### DIRECTIONS
Work through the entries below and show every line in which "text" is found.
*** Begin section ***
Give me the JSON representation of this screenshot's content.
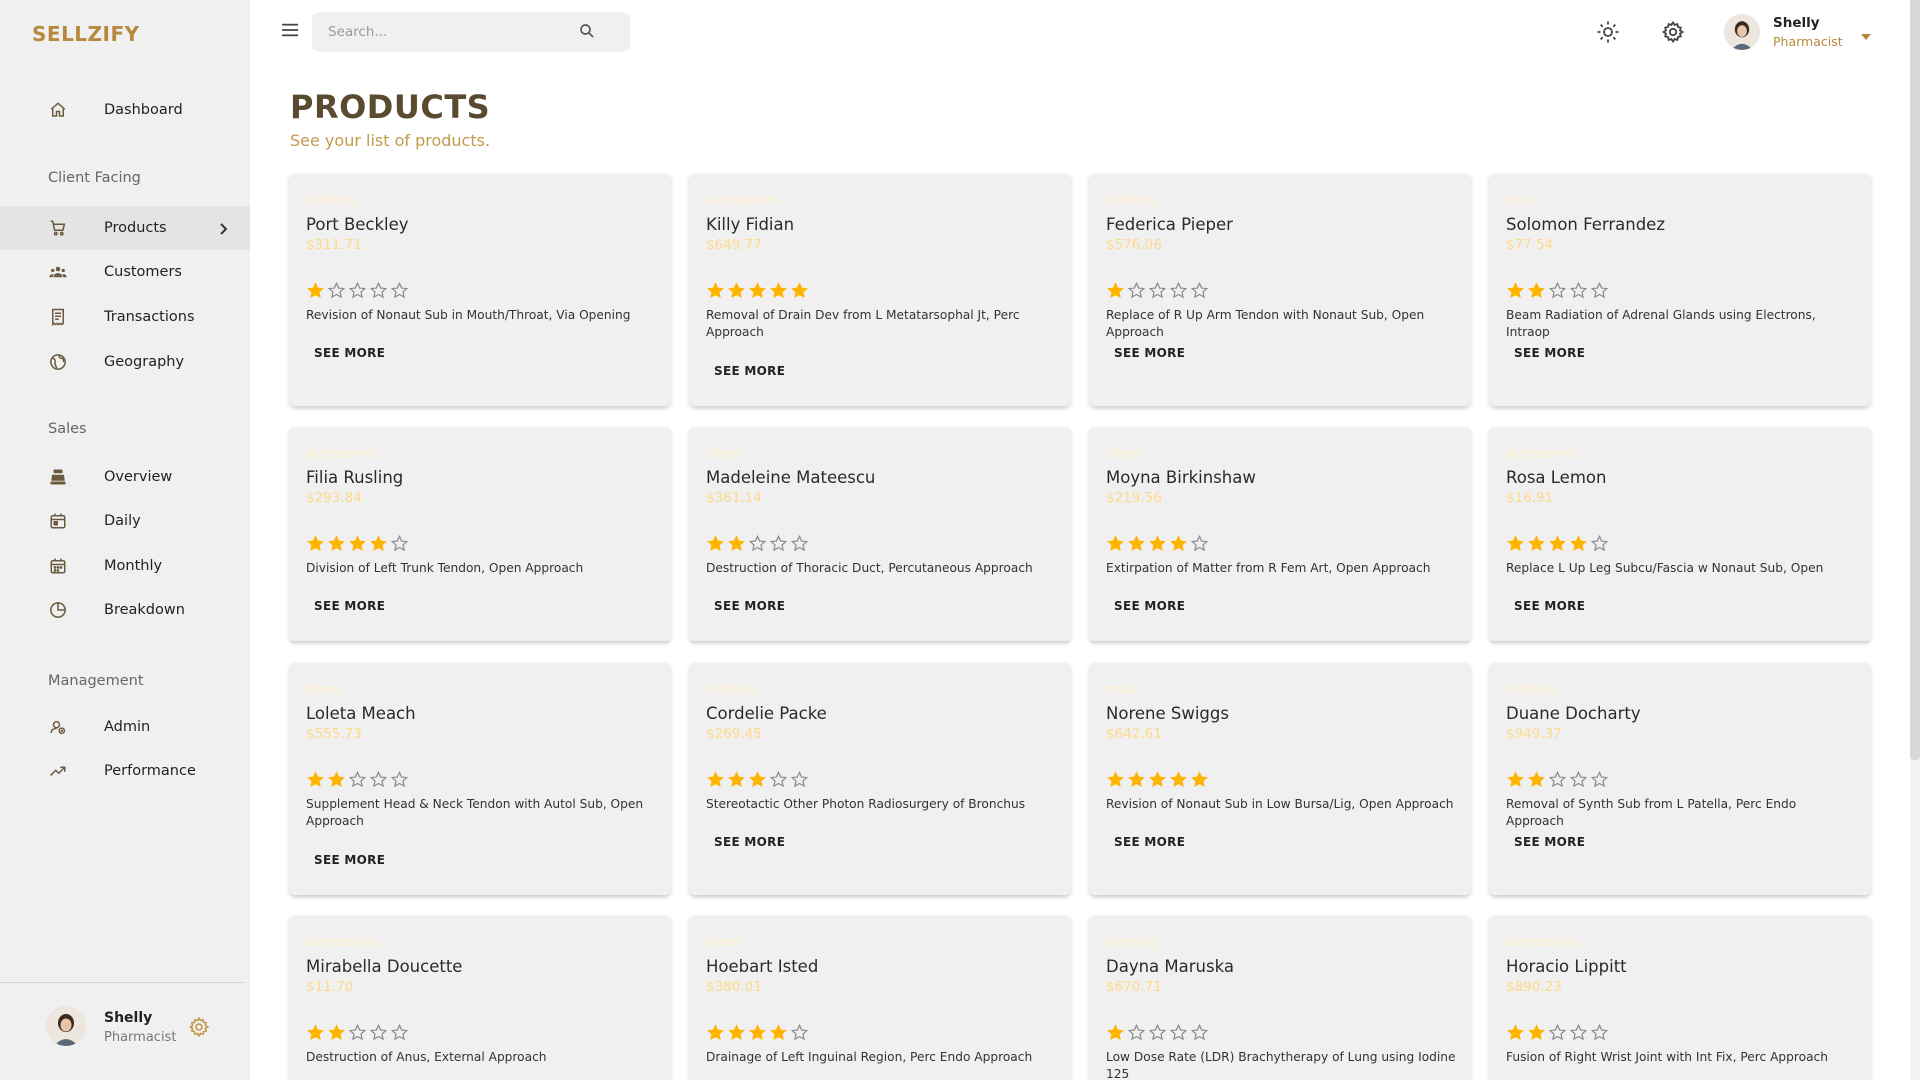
{
  "brand": "SELLZIFY",
  "search": {
    "placeholder": "Search..."
  },
  "user": {
    "name": "Shelly",
    "role": "Pharmacist"
  },
  "sidebar": {
    "items": [
      {
        "id": "dashboard",
        "label": "Dashboard",
        "icon": "home-icon"
      },
      {
        "section": "Client Facing"
      },
      {
        "id": "products",
        "label": "Products",
        "icon": "cart-icon",
        "active": true
      },
      {
        "id": "customers",
        "label": "Customers",
        "icon": "groups-icon"
      },
      {
        "id": "transactions",
        "label": "Transactions",
        "icon": "receipt-icon"
      },
      {
        "id": "geography",
        "label": "Geography",
        "icon": "globe-icon"
      },
      {
        "section": "Sales"
      },
      {
        "id": "overview",
        "label": "Overview",
        "icon": "point-of-sale-icon"
      },
      {
        "id": "daily",
        "label": "Daily",
        "icon": "today-icon"
      },
      {
        "id": "monthly",
        "label": "Monthly",
        "icon": "calendar-month-icon"
      },
      {
        "id": "breakdown",
        "label": "Breakdown",
        "icon": "pie-chart-icon"
      },
      {
        "section": "Management"
      },
      {
        "id": "admin",
        "label": "Admin",
        "icon": "admin-icon"
      },
      {
        "id": "performance",
        "label": "Performance",
        "icon": "trending-up-icon"
      }
    ]
  },
  "header": {
    "title": "PRODUCTS",
    "subtitle": "See your list of products."
  },
  "card_button_label": "SEE MORE",
  "colors": {
    "accent": "#c39a4a",
    "star": "#ffb400",
    "title": "#5a4a30"
  },
  "products": [
    {
      "category": "clothing",
      "name": "Port Beckley",
      "price": "$311.71",
      "rating": 1,
      "description": "Revision of Nonaut Sub in Mouth/Throat, Via Opening"
    },
    {
      "category": "accessories",
      "name": "Killy Fidian",
      "price": "$649.77",
      "rating": 5,
      "description": "Removal of Drain Dev from L Metatarsophal Jt, Perc Approach"
    },
    {
      "category": "clothing",
      "name": "Federica Pieper",
      "price": "$576.06",
      "rating": 1,
      "description": "Replace of R Up Arm Tendon with Nonaut Sub, Open Approach"
    },
    {
      "category": "misc",
      "name": "Solomon Ferrandez",
      "price": "$77.54",
      "rating": 2,
      "description": "Beam Radiation of Adrenal Glands using Electrons, Intraop"
    },
    {
      "category": "accessories",
      "name": "Filia Rusling",
      "price": "$293.84",
      "rating": 4,
      "description": "Division of Left Trunk Tendon, Open Approach"
    },
    {
      "category": "shoes",
      "name": "Madeleine Mateescu",
      "price": "$361.14",
      "rating": 2,
      "description": "Destruction of Thoracic Duct, Percutaneous Approach"
    },
    {
      "category": "shoes",
      "name": "Moyna Birkinshaw",
      "price": "$219.56",
      "rating": 4,
      "description": "Extirpation of Matter from R Fem Art, Open Approach"
    },
    {
      "category": "accessories",
      "name": "Rosa Lemon",
      "price": "$16.91",
      "rating": 4,
      "description": "Replace L Up Leg Subcu/Fascia w Nonaut Sub, Open"
    },
    {
      "category": "shoes",
      "name": "Loleta Meach",
      "price": "$555.73",
      "rating": 2,
      "description": "Supplement Head & Neck Tendon with Autol Sub, Open Approach"
    },
    {
      "category": "clothing",
      "name": "Cordelie Packe",
      "price": "$269.45",
      "rating": 3,
      "description": "Stereotactic Other Photon Radiosurgery of Bronchus"
    },
    {
      "category": "misc",
      "name": "Norene Swiggs",
      "price": "$642.61",
      "rating": 5,
      "description": "Revision of Nonaut Sub in Low Bursa/Lig, Open Approach"
    },
    {
      "category": "clothing",
      "name": "Duane Docharty",
      "price": "$949.37",
      "rating": 2,
      "description": "Removal of Synth Sub from L Patella, Perc Endo Approach"
    },
    {
      "category": "accessories",
      "name": "Mirabella Doucette",
      "price": "$11.70",
      "rating": 2,
      "description": "Destruction of Anus, External Approach"
    },
    {
      "category": "shoes",
      "name": "Hoebart Isted",
      "price": "$380.01",
      "rating": 4,
      "description": "Drainage of Left Inguinal Region, Perc Endo Approach"
    },
    {
      "category": "clothing",
      "name": "Dayna Maruska",
      "price": "$670.71",
      "rating": 1,
      "description": "Low Dose Rate (LDR) Brachytherapy of Lung using Iodine 125"
    },
    {
      "category": "accessories",
      "name": "Horacio Lippitt",
      "price": "$890.23",
      "rating": 2,
      "description": "Fusion of Right Wrist Joint with Int Fix, Perc Approach"
    }
  ]
}
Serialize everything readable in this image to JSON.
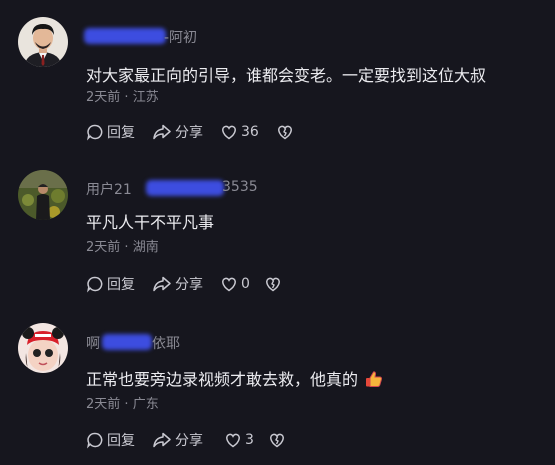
{
  "comments": [
    {
      "username_visible": "-阿初",
      "text": "对大家最正向的引导，谁都会变老。一定要找到这位大叔",
      "time": "2天前",
      "location": "江苏",
      "reply_label": "回复",
      "share_label": "分享",
      "like_count": "36"
    },
    {
      "username_prefix": "用户21",
      "username_suffix": "3535",
      "text": "平凡人干不平凡事",
      "time": "2天前",
      "location": "湖南",
      "reply_label": "回复",
      "share_label": "分享",
      "like_count": "0"
    },
    {
      "username_prefix": "啊",
      "username_suffix": "依耶",
      "text": "正常也要旁边录视频才敢去救，他真的",
      "emoji": "thumbs-up-emoji",
      "time": "2天前",
      "location": "广东",
      "reply_label": "回复",
      "share_label": "分享",
      "like_count": "3"
    }
  ],
  "separator": " · ",
  "colors": {
    "background": "#16161e",
    "text": "#ececf0",
    "muted": "#8a8a94",
    "redaction": "#3d4de0"
  }
}
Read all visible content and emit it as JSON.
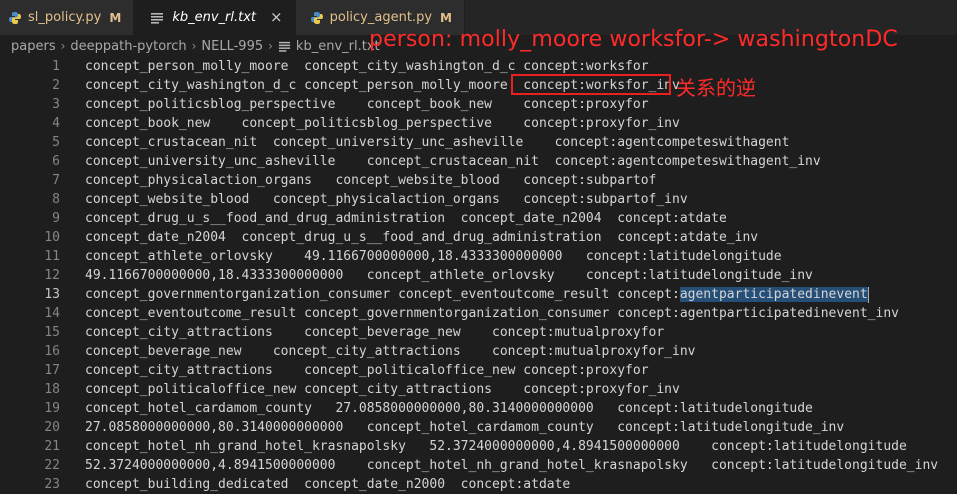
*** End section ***
### RESPONSE
      "text": "对大家最正向的引导，谁都会变老。一定要找到这位大叔",
      "text": "平凡人干不平凡事",
      "text": "正常也要旁边录视频才敢去救，他真的",
    "text": "#ececf0",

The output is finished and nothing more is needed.